§ **Problem details**
Output only these lines, set down exactly: the one containing "What data populates" and each line after it through the end of the records.

Data listing START

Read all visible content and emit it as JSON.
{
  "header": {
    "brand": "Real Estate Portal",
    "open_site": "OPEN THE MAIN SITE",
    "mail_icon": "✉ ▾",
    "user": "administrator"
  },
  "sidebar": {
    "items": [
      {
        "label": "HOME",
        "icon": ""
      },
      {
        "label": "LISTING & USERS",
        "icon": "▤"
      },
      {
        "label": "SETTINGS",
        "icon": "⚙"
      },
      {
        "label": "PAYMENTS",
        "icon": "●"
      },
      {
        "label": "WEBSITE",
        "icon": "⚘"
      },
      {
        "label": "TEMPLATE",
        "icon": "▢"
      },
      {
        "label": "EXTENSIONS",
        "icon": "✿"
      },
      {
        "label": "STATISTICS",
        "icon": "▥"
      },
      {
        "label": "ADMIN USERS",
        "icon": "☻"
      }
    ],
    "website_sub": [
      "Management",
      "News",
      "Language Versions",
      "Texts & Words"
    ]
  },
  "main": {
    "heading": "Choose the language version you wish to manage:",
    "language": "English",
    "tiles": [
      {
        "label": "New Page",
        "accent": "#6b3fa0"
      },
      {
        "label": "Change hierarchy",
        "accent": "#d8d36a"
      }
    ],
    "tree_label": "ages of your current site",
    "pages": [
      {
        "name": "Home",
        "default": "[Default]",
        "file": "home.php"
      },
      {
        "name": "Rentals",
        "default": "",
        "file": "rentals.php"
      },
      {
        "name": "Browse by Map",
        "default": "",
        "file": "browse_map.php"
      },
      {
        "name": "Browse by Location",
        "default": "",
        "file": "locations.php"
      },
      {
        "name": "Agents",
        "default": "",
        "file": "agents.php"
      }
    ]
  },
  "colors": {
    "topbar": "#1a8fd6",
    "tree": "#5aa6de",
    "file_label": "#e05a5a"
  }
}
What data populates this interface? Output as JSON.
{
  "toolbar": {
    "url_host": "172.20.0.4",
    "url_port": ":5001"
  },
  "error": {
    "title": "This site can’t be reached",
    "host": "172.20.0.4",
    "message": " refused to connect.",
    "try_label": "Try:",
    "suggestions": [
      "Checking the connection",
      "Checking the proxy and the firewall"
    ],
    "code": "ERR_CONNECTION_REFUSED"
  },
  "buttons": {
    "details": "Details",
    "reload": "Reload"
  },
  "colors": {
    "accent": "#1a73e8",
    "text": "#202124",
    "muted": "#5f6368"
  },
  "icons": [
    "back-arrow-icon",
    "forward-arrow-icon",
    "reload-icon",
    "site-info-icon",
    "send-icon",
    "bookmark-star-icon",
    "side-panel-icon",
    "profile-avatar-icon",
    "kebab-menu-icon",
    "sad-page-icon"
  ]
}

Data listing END

§ **Written response**
What data populates this interface? Output as JSON.
{
  "toolbar": {
    "url_host": "172.20.0.4",
    "url_port": ":5001"
  },
  "error": {
    "title": "This site can’t be reached",
    "host": "172.20.0.4",
    "message": " refused to connect.",
    "try_label": "Try:",
    "suggestions": [
      "Checking the connection",
      "Checking the proxy and the firewall"
    ],
    "code": "ERR_CONNECTION_REFUSED"
  },
  "buttons": {
    "details": "Details",
    "reload": "Reload"
  },
  "colors": {
    "accent": "#1a73e8",
    "text": "#202124",
    "muted": "#5f6368"
  },
  "icons": [
    "back-arrow-icon",
    "forward-arrow-icon",
    "reload-icon",
    "site-info-icon",
    "send-icon",
    "bookmark-star-icon",
    "side-panel-icon",
    "profile-avatar-icon",
    "kebab-menu-icon",
    "sad-page-icon"
  ]
}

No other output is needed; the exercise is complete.